_GOAL OF THE EXERCISE:_
Every line in the records below with the string "JSON" needs to be copied out.
== AVAILABLE DATA
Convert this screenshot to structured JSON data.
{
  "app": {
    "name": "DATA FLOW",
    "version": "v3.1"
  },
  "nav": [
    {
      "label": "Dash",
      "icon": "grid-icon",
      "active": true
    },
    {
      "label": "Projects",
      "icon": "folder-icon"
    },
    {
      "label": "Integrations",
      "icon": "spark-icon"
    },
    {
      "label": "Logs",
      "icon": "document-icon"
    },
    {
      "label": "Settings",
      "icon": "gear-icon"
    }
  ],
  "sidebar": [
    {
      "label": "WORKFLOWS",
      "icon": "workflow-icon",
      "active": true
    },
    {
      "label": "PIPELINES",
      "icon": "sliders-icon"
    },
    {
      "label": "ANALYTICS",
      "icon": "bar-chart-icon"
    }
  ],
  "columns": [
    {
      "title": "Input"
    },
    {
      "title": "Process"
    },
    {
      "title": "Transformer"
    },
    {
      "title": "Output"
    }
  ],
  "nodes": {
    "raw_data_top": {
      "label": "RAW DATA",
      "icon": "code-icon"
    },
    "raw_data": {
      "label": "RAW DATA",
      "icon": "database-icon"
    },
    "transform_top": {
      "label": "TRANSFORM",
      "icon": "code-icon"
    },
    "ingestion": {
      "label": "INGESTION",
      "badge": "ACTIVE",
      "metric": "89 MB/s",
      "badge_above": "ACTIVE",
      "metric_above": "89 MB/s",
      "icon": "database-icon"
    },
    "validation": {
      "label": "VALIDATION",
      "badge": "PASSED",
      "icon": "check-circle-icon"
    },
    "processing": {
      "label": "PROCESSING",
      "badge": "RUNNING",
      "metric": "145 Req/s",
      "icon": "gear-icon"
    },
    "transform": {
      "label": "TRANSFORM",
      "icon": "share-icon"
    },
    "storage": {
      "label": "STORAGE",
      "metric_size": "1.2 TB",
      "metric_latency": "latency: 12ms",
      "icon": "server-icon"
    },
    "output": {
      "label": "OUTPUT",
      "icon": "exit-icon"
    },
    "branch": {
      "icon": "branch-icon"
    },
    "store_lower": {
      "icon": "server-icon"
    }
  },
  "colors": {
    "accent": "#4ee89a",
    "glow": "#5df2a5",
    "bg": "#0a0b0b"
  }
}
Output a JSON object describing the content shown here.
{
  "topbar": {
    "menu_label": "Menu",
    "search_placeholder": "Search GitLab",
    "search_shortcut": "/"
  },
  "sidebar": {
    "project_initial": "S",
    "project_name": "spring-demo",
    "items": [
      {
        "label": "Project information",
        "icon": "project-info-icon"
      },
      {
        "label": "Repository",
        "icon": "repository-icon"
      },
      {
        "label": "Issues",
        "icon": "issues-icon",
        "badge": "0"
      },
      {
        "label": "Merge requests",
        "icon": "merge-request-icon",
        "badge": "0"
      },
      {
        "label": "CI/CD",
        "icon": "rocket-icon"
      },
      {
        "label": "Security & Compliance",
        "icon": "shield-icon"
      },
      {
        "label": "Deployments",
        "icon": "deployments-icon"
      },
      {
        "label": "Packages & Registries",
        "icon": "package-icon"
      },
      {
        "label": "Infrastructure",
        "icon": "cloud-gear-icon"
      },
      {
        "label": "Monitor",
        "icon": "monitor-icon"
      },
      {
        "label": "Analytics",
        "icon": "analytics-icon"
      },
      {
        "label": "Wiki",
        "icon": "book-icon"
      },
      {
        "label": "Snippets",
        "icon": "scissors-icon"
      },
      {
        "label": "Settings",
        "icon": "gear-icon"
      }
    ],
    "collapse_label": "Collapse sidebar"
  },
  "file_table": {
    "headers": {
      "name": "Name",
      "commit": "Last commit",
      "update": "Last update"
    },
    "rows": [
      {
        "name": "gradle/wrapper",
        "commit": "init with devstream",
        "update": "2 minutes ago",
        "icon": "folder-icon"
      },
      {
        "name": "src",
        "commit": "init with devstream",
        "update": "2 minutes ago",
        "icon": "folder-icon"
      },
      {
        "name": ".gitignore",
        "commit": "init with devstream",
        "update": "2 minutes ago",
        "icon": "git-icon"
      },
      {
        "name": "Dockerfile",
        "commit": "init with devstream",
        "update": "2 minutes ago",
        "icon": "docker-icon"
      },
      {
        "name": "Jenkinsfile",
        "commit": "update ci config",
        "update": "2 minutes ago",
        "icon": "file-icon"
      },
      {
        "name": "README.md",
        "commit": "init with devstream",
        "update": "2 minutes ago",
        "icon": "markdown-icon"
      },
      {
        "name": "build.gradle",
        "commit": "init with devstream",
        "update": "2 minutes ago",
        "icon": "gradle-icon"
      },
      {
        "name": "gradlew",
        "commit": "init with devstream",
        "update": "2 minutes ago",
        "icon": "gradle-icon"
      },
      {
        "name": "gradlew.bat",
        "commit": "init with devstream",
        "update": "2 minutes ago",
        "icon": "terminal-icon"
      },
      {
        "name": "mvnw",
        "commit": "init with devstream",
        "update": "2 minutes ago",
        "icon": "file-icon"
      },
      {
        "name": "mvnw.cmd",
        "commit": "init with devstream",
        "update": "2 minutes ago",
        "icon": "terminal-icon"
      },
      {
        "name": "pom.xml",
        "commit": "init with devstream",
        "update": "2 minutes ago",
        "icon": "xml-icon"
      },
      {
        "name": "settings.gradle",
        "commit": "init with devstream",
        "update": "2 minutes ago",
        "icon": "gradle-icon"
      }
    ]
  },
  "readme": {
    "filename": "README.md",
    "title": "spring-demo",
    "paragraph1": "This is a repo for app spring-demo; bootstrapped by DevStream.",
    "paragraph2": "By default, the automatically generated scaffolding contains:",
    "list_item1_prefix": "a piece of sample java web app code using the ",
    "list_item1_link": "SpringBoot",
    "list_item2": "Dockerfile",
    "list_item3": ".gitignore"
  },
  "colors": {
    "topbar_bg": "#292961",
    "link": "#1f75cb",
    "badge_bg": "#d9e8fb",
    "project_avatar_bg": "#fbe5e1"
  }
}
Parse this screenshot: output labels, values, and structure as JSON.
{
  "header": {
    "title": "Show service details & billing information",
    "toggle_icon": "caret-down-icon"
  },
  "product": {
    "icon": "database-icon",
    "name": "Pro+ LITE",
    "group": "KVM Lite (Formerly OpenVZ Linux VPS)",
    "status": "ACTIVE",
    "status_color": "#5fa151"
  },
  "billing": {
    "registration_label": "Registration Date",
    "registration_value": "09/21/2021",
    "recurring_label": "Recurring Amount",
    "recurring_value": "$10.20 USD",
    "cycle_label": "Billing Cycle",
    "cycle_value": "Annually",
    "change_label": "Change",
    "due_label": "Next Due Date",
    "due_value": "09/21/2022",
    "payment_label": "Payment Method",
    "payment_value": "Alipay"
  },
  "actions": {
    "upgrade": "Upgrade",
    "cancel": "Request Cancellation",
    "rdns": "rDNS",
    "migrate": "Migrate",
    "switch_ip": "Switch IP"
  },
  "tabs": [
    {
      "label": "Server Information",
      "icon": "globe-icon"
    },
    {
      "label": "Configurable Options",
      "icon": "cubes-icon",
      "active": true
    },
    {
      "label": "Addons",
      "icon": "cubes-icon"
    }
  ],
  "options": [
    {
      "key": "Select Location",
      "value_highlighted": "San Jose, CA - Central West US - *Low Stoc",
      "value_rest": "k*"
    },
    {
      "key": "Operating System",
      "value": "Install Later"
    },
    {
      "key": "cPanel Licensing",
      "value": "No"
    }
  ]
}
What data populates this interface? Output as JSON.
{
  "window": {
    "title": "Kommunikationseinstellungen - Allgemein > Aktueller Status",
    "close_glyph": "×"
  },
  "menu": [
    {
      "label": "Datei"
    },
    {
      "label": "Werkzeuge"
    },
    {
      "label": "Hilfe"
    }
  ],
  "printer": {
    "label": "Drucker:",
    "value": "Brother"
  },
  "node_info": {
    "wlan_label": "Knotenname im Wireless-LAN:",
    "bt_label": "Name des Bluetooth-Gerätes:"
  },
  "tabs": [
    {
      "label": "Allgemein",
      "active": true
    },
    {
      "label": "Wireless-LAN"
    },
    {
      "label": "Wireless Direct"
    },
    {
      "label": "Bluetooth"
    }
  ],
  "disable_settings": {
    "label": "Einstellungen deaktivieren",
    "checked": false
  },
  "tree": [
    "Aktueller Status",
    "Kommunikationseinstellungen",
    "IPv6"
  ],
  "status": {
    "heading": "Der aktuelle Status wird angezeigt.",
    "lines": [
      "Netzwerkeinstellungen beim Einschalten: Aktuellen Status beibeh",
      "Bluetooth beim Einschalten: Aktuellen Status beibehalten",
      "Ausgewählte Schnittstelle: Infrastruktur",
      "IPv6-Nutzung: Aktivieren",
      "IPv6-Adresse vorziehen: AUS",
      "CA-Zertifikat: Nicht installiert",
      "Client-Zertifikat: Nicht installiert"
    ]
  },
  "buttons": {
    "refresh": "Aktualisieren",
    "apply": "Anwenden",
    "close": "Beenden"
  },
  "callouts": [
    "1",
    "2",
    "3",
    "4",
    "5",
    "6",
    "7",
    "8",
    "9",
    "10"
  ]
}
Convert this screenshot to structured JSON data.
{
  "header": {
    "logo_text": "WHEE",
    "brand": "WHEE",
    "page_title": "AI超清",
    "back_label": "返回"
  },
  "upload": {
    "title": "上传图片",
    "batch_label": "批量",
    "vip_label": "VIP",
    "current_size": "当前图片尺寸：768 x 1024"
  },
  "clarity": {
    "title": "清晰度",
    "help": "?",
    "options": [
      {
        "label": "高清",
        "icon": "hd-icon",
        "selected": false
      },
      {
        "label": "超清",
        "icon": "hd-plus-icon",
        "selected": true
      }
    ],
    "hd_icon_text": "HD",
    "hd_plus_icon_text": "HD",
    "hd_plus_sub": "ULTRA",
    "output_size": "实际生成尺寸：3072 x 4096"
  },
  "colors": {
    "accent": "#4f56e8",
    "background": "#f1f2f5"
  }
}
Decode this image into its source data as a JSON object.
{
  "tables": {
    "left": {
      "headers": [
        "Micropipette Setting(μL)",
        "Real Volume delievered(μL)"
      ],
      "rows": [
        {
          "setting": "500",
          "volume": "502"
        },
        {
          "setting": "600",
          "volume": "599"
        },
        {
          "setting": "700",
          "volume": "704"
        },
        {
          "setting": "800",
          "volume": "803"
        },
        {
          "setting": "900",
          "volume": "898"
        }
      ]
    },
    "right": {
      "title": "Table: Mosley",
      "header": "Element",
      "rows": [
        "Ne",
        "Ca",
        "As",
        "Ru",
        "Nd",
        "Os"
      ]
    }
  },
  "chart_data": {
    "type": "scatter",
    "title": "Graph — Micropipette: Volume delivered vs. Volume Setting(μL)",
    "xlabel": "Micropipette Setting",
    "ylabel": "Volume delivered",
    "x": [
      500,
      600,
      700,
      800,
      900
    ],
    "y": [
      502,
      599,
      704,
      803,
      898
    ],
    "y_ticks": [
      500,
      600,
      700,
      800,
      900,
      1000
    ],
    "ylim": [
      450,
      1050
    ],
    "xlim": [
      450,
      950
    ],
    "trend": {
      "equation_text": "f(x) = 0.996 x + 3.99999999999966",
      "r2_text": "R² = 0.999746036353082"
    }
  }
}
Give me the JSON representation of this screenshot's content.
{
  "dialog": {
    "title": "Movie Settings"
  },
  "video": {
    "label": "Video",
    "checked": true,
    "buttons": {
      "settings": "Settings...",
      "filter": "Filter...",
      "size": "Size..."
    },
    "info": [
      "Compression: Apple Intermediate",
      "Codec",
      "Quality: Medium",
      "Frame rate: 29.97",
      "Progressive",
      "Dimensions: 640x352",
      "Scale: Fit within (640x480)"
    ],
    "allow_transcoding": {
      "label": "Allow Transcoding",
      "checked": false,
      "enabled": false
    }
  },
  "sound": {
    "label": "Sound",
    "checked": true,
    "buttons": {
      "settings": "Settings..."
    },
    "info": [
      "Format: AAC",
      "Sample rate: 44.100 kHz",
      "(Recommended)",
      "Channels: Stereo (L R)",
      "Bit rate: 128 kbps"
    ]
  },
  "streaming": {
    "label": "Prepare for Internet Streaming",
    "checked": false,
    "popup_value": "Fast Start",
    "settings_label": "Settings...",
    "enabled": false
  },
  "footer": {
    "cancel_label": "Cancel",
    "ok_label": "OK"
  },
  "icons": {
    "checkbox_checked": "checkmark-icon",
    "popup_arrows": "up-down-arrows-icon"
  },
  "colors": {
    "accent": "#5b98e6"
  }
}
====
_REPLY:_
Convert this screenshot to structured JSON data.
Output a JSON object describing the content shown here.
Parse this screenshot: output labels, values, and structure as JSON.
What data populates this interface? Output as JSON.
Convert this screenshot to structured JSON data.
Decode this image into its source data as a JSON object.
Give me the JSON representation of this screenshot's content.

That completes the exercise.